(Component data from apps and pages)
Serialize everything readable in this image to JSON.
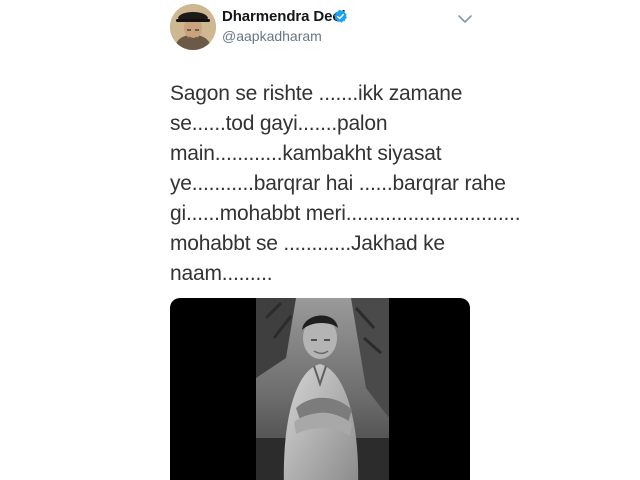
{
  "tweet": {
    "author": {
      "display_name": "Dharmendra Deol",
      "handle": "@aapkadharam",
      "verified": true,
      "avatar_icon": "profile-photo"
    },
    "menu_icon": "chevron-down-icon",
    "text_lines": [
      "Sagon se rishte .......ikk zamane",
      "se......tod gayi.......palon",
      "main............kambakht siyasat",
      "ye...........barqrar hai ......barqrar rahe",
      "gi......mohabbt meri...............................",
      "mohabbt se ............Jakhad ke",
      "naam........."
    ],
    "media": {
      "type": "photo",
      "description_icon": "black-and-white-photo"
    }
  },
  "colors": {
    "verified_blue": "#1da1f2",
    "handle_gray": "#657786",
    "text": "#333333",
    "media_background": "#000000"
  }
}
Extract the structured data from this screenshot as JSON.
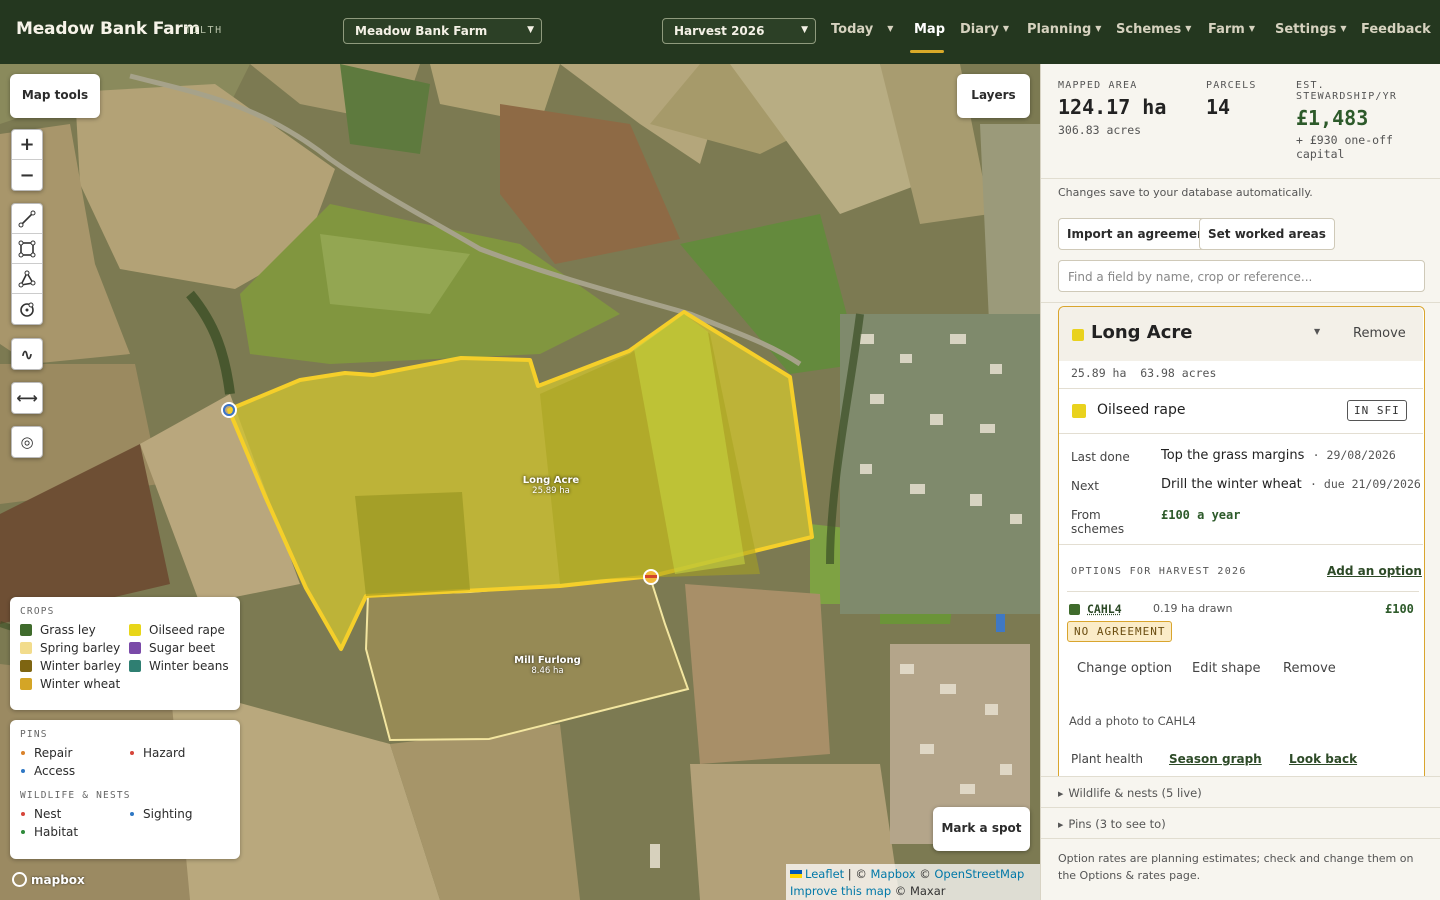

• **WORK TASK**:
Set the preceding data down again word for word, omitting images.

• **RESULT**:
Serialize everything readable in this image to JSON.
{
  "tweet": {
    "author": {
      "display_name": "Dharmendra Deol",
      "handle": "@aapkadharam",
      "verified": true,
      "avatar_icon": "profile-photo"
    },
    "menu_icon": "chevron-down-icon",
    "text_lines": [
      "Sagon se rishte .......ikk zamane",
      "se......tod gayi.......palon",
      "main............kambakht siyasat",
      "ye...........barqrar hai ......barqrar rahe",
      "gi......mohabbt meri...............................",
      "mohabbt se ............Jakhad ke",
      "naam........."
    ],
    "media": {
      "type": "photo",
      "description_icon": "black-and-white-photo"
    }
  },
  "colors": {
    "verified_blue": "#1da1f2",
    "handle_gray": "#657786",
    "text": "#333333",
    "media_background": "#000000"
  }
}
Extract the structured data from this screenshot as JSON.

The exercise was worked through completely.